I love teaching business math. Experiencing the Aha! moments when the business world around them starts making more sense to students is the most rewarding feeling. Plus, an educated consumer is an empowered consumer.

Teaching is about empowering learners.

Saturday, July 24, 2010

Community college summer school class - thoughts after a 3-week session

Can there be too much of a good thing?

I finished teaching a three week summer class that squeezed a full semester into 4.5 hours a day, Monday through Thursday. That was, to say the least, intense.

I don't mean to say that I was surprised by the amount of work it took to prepare the daily session, or the time I spent on assessments. I am a professional - I knew all about that. No, what was so intense was the human connection part.
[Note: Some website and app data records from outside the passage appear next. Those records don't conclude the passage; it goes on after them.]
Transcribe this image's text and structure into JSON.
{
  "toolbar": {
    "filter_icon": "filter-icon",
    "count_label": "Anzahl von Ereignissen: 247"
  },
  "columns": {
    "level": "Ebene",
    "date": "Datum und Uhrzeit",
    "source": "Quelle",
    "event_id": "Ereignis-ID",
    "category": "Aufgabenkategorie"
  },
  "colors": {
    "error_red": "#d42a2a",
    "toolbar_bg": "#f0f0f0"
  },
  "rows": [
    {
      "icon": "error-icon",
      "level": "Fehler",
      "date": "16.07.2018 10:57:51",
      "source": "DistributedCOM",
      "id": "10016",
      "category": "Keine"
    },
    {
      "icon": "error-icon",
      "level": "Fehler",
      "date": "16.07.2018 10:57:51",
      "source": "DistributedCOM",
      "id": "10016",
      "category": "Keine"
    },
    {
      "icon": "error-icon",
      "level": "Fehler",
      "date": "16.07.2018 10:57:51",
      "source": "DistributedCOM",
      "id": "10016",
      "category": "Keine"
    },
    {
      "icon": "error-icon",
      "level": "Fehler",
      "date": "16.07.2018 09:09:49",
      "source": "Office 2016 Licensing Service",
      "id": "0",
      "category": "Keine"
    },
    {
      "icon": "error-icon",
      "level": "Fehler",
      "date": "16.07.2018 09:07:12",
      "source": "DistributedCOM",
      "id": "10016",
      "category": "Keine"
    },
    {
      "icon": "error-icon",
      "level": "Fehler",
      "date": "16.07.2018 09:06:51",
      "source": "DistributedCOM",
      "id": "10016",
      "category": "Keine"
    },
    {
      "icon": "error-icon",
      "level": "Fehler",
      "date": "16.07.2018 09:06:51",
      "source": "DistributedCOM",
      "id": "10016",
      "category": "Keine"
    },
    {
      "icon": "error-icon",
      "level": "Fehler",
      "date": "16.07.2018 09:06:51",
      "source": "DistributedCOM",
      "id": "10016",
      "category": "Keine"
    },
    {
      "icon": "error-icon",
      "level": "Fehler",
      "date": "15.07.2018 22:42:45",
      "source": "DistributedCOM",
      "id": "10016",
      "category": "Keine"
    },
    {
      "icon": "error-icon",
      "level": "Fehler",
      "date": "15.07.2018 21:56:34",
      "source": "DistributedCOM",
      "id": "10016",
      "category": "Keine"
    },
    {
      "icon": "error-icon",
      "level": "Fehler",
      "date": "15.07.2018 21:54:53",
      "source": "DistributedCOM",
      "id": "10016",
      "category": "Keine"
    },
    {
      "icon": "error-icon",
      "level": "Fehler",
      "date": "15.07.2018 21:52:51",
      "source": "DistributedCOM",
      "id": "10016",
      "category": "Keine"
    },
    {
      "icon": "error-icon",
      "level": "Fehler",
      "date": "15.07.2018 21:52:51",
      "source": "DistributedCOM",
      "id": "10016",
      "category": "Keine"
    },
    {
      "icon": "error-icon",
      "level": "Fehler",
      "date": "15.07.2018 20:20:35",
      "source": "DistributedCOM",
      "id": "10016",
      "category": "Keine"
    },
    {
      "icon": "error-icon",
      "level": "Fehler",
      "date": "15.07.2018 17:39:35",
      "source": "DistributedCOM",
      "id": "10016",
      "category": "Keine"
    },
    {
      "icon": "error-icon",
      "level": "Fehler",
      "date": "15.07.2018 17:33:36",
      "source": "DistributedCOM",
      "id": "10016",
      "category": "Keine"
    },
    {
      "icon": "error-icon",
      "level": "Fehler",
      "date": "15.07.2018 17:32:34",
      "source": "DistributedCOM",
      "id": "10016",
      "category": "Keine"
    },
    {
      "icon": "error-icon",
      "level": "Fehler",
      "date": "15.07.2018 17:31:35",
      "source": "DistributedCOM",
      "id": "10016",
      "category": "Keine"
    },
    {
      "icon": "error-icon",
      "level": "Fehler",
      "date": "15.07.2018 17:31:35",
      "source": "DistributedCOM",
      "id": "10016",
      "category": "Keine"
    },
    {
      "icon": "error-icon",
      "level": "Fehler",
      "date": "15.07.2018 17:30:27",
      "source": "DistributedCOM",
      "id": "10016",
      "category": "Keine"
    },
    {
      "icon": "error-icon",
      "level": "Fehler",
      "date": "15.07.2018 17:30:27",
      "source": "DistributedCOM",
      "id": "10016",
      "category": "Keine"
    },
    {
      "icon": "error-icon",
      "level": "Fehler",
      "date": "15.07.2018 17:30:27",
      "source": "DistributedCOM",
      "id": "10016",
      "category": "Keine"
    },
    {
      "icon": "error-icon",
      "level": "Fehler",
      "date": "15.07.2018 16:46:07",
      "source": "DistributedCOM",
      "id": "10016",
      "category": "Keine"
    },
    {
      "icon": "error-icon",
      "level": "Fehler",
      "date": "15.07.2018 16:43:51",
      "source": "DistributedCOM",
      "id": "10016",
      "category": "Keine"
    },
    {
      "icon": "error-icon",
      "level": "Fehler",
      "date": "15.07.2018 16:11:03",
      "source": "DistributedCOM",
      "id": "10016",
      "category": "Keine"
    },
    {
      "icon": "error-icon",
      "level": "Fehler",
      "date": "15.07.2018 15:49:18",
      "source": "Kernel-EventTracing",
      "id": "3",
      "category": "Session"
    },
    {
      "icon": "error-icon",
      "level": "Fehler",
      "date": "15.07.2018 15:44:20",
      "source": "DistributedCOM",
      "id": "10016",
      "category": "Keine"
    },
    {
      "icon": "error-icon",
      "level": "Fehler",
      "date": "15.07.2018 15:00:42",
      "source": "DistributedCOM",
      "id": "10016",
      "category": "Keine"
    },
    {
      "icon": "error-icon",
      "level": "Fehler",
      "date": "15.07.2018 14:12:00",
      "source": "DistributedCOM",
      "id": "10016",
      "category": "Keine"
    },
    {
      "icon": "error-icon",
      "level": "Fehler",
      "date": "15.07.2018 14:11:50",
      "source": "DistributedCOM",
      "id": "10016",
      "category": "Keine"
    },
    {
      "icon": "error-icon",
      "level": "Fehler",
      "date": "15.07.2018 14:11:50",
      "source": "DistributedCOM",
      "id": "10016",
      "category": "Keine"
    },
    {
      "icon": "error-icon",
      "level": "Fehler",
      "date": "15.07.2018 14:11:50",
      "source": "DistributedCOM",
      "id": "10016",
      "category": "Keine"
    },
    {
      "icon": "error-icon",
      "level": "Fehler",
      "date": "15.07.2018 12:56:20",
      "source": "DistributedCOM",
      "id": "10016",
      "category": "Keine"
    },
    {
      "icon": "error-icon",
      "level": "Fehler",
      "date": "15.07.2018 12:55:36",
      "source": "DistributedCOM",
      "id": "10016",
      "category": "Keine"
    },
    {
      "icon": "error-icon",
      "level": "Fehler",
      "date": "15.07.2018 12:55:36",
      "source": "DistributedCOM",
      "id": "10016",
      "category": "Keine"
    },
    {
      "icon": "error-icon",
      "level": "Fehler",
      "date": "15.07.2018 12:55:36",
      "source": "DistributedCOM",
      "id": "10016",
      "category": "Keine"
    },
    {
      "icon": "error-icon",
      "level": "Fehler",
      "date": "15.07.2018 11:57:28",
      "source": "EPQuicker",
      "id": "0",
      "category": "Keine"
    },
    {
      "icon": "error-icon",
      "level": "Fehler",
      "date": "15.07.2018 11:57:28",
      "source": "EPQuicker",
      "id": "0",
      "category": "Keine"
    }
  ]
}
A class of just about 30 students and one instructor together for 4.5 hours each day. We started at 7.50 am, so we basically woke up together. Plus, it was an introduction to business class, by its nature a completely new topic to most. Just the new vocabulary was practically like learning a new language. The way this class dealt with these stressors: We drew closer.

We shared about ourselves, we shared food together, we shared silly outdoor activities together, we had heated discussions with assigned side-taking - and then we switched sides. We shared what we did on the days off, and we shared what we did after class, we shared what it was like to take the tests, and we shared about reading the textbook in reading journals.

And on the last day, we said thank-yous to our fellow learners. We took a group photo. And we slowly, almost hesitantly, left the classroom.